» **What this task involves**:
All that is needed is every line of the listing below that has "circle".

########################################

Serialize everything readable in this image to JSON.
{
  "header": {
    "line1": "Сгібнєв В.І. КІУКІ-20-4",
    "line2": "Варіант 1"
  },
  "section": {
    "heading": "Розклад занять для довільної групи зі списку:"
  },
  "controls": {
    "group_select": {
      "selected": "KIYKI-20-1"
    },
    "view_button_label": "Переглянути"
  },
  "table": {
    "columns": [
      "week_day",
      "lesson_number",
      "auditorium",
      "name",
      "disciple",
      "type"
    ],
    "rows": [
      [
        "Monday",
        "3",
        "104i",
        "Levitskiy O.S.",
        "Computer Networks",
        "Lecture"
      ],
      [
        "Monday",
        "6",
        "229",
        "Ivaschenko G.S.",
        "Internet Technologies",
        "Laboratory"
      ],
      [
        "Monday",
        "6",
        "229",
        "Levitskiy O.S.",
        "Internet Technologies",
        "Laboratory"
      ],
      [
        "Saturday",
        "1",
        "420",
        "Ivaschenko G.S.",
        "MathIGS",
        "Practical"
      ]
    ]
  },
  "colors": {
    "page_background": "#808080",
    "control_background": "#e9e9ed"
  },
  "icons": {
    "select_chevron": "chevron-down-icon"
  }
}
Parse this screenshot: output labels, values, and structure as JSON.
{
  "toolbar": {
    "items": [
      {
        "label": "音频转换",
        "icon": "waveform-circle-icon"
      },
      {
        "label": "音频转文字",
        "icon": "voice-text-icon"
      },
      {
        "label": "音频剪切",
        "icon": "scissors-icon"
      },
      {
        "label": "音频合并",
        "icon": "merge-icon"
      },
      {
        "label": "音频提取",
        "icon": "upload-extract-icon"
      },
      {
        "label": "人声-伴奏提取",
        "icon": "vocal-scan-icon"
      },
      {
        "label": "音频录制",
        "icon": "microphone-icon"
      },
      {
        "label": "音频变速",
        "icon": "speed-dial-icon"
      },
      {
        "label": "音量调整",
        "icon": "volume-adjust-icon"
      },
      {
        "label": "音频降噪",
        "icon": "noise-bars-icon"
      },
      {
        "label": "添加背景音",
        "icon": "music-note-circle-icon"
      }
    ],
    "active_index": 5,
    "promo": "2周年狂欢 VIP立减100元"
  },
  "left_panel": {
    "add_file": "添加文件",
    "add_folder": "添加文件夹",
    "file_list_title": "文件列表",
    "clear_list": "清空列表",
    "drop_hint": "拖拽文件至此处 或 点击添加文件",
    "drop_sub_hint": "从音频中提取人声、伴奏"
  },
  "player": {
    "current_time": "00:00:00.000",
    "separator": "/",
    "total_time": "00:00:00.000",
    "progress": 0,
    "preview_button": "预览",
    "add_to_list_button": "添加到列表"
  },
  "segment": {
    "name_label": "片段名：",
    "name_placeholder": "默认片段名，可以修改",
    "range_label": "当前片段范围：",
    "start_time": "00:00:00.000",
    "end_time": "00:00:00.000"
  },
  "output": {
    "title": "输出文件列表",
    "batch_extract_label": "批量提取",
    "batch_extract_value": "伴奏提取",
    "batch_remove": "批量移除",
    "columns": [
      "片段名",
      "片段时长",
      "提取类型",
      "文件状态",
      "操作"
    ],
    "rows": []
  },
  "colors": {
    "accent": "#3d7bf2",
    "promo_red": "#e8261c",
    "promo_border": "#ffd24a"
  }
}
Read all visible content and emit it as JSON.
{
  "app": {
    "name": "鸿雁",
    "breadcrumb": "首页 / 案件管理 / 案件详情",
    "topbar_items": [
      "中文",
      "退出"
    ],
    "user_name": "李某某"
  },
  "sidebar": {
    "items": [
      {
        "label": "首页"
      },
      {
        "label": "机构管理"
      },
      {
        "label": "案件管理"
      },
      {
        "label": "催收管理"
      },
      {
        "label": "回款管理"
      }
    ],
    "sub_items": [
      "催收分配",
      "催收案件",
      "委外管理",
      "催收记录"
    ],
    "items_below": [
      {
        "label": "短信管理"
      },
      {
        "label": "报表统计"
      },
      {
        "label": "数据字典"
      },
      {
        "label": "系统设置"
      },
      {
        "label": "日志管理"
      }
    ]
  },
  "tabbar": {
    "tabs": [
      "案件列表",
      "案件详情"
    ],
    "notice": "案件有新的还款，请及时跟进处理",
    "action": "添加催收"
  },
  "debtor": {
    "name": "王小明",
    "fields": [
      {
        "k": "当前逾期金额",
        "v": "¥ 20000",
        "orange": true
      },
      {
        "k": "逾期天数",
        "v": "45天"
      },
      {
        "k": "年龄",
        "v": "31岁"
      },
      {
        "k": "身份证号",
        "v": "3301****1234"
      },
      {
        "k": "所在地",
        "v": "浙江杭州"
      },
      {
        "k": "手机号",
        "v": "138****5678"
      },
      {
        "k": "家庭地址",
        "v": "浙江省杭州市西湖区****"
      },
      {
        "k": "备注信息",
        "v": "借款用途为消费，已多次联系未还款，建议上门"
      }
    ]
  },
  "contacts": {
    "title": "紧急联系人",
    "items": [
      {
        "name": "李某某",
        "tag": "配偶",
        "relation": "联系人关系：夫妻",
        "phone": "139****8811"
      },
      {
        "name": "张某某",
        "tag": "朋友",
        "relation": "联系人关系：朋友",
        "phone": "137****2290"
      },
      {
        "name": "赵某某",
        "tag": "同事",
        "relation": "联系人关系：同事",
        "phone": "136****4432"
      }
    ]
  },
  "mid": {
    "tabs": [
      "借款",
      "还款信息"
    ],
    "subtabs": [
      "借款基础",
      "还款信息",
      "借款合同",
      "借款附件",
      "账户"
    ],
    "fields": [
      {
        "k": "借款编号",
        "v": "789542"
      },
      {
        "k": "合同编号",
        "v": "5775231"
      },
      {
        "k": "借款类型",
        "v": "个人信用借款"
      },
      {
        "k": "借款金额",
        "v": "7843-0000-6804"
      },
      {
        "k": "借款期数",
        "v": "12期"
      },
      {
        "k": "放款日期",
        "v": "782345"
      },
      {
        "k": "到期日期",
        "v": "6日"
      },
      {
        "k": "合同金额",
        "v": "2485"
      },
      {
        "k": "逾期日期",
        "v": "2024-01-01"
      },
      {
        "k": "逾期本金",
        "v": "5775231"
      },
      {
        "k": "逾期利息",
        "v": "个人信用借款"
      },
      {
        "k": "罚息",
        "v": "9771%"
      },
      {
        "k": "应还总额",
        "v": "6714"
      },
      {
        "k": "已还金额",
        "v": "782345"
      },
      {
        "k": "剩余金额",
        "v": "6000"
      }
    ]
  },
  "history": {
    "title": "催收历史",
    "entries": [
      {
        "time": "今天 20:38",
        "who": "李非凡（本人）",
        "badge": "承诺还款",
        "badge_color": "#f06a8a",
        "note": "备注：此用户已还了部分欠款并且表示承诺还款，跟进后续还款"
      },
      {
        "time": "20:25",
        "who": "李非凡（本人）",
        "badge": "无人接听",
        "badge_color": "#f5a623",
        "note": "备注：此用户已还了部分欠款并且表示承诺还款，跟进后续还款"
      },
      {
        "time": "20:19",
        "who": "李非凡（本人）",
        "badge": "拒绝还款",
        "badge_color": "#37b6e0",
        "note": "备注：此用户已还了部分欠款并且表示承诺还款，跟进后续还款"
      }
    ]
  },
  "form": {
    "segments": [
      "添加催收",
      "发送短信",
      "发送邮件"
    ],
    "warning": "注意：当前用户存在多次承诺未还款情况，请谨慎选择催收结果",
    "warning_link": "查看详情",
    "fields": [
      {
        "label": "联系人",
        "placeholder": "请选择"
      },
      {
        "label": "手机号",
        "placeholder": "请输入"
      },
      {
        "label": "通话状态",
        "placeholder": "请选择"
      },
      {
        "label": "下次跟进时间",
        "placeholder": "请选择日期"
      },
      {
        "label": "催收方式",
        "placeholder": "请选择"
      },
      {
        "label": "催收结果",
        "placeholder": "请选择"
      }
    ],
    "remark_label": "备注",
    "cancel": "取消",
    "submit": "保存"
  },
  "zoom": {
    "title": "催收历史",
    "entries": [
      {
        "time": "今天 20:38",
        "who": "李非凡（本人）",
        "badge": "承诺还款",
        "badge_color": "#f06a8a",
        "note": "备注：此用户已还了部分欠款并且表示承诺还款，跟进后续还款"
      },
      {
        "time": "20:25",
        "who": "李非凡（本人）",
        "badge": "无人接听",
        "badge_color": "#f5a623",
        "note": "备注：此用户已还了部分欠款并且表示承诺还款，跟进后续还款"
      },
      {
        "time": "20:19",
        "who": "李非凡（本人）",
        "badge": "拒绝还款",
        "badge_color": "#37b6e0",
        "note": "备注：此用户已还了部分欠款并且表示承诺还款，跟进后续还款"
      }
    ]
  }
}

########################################

» **Solution to this task**:
        "icon": "waveform-circle-icon"
        "icon": "music-note-circle-icon"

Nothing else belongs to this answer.